Socrates believes that the teaching of rhetoric is a bit different - that there's an ethic smuggled in with the skills. Or perhaps the better interpretation is, there is a no-ethic smuggled in. This absence means that it's quite possible for the student to use the skills "because he can."


Socrates's "physician" argument - that the well trained rhetor could come in and convince a city to hire him as the town doctor over a well trained doctor, but poor speaker - is pretty loaded, and pretty laughable. But I don't think contemporary debaters or deabte coaches can answer this hypothetical very well. "Skills" and "civic participation" don't cut it. Those are the language of the academy cum technical school, which is good at budget time, bad at any other time.


The answer I am working with is one of interconnectivity. Debate emphasizes how incredibly dependent on language we are for most everything. Debate emphasizes how incredibly limited language is for expressing our thoughts and feelings to one another. Debate emphasizes how bad we are at using language to get what we want - or even to express what we want.  We are dependent on it like fish are dependent on water. Whatever we put in the water, we have to breathe, we have to touch, we have to take in. This is one way to understand karma, through the lens of language. Debate can be a tide pool where we can watch such small scale introductions of words into the ecosystem. I am not a fan of this metaphor though, unless we understand that the ocean is already on its way back to the tide pool to re-absorb it. The return is happening already. There is no professional debate sports-league (thank god); there is no Debate Aquarium where you can live. Try as you might to avoid it, you will return to the sea. Or: The sea will return to you (more foreboding).

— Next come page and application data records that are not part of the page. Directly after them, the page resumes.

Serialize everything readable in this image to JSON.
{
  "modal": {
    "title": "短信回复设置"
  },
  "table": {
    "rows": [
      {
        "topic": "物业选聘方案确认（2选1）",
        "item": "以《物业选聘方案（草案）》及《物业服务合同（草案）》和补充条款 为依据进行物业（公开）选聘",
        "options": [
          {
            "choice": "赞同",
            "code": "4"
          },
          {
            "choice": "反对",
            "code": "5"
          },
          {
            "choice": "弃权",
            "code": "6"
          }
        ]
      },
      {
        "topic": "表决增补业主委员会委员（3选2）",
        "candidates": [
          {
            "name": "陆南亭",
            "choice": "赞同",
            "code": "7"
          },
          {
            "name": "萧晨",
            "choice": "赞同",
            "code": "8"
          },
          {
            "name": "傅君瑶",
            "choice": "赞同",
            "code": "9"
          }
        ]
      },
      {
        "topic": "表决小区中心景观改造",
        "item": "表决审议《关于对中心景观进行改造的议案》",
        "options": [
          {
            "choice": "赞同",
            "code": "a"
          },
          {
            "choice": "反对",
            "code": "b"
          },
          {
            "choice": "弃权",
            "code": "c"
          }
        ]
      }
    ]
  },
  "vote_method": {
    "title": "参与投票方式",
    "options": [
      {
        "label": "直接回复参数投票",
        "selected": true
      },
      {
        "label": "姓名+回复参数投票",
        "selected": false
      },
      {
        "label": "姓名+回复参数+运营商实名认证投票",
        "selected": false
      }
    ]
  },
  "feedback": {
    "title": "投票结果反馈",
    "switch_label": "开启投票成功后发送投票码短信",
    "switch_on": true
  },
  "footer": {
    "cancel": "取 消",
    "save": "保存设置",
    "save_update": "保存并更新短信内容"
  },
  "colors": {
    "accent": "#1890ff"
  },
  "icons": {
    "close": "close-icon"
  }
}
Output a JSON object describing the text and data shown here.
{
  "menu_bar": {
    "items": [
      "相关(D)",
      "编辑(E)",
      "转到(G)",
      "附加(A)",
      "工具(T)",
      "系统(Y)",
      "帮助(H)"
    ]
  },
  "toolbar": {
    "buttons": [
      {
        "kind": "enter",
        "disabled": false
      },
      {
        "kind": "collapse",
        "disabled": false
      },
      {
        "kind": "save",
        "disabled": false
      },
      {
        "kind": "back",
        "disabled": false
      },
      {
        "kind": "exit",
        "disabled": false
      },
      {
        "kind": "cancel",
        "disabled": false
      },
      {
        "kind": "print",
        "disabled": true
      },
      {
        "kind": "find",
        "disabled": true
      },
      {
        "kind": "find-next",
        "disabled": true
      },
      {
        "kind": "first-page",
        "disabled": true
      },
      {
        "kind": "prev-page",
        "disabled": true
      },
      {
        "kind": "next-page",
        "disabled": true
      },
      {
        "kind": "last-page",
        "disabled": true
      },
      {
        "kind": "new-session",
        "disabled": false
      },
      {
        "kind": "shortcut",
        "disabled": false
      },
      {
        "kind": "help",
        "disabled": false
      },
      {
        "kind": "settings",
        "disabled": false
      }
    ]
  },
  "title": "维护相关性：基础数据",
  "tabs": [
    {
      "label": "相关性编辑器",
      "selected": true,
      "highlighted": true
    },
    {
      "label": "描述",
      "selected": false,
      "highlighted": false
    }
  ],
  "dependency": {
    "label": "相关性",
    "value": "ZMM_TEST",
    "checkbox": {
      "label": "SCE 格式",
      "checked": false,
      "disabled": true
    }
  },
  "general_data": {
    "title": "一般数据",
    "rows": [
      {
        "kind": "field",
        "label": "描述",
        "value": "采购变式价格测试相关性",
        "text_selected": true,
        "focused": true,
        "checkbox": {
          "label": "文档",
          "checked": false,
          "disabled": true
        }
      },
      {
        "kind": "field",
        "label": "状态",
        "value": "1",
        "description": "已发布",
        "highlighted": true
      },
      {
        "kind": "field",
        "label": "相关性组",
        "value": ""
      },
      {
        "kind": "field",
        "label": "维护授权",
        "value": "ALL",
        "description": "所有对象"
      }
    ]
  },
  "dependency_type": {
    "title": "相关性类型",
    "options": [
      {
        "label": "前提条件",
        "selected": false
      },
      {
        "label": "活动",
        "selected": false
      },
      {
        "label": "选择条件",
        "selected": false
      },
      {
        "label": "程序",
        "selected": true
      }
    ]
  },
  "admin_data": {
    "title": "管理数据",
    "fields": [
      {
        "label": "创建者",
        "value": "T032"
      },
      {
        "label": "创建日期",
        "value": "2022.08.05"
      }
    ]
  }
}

The ethic that I try to push is one of caution. One that is attentive to others instead of just attentive to the skills you develop yourself. One that is honest about what we are up to - the violence aspects - but the same one that caused Miyamoto Musashi to weep after defeating rival swordmasters. Every loss and every victory is a moment where the hierarchy can be reordered, where it will be reordered, and inattentiveness to those moments, careless articulation to others about those moments can lead to the blooming of an ethic that you don't want, didn't create, and now runs your life. Debate is just as good at crafting powerful attorneys as it is at creating hollow, crushed individuals. This is the difference between taking moments at a tournament carefully or taking them as you would the sports report.


I have used Musashi's teachings for many years to teach debate. The reasons are his clarity of purpose - victory - and his underlying means of achieving it - pliancy. His theory of victory is one where water is supreme because it adjusts to what it faces. It's flexible. In order to be this way, one must attend to the world instead of being against it. One must listen more than speak. One must figure out, ascribe, and re-ascribe the motives in other people. This is what the quote reminds us of - that every decision we make or choice we make is ours to suffer for. Hierarchy is inevitable, hierarchy is rhetorical. This is what debate teaches, at it's deepest, unexplored levels. I am just starting my spelunking adventures. 


"Sportification" is, of course, the major undercurrent of this post. More on that later. The discourse of debate is like other discourses, as it crafts moments and opportunities for you to fill with language. What you fill it with is shaped by and is shaping your subjectivity. Reflection on how language touches your ear and mine is a necessary step in answering Socrates. For all we can share in this world, really share, is our words. And even that should be approached skeptically.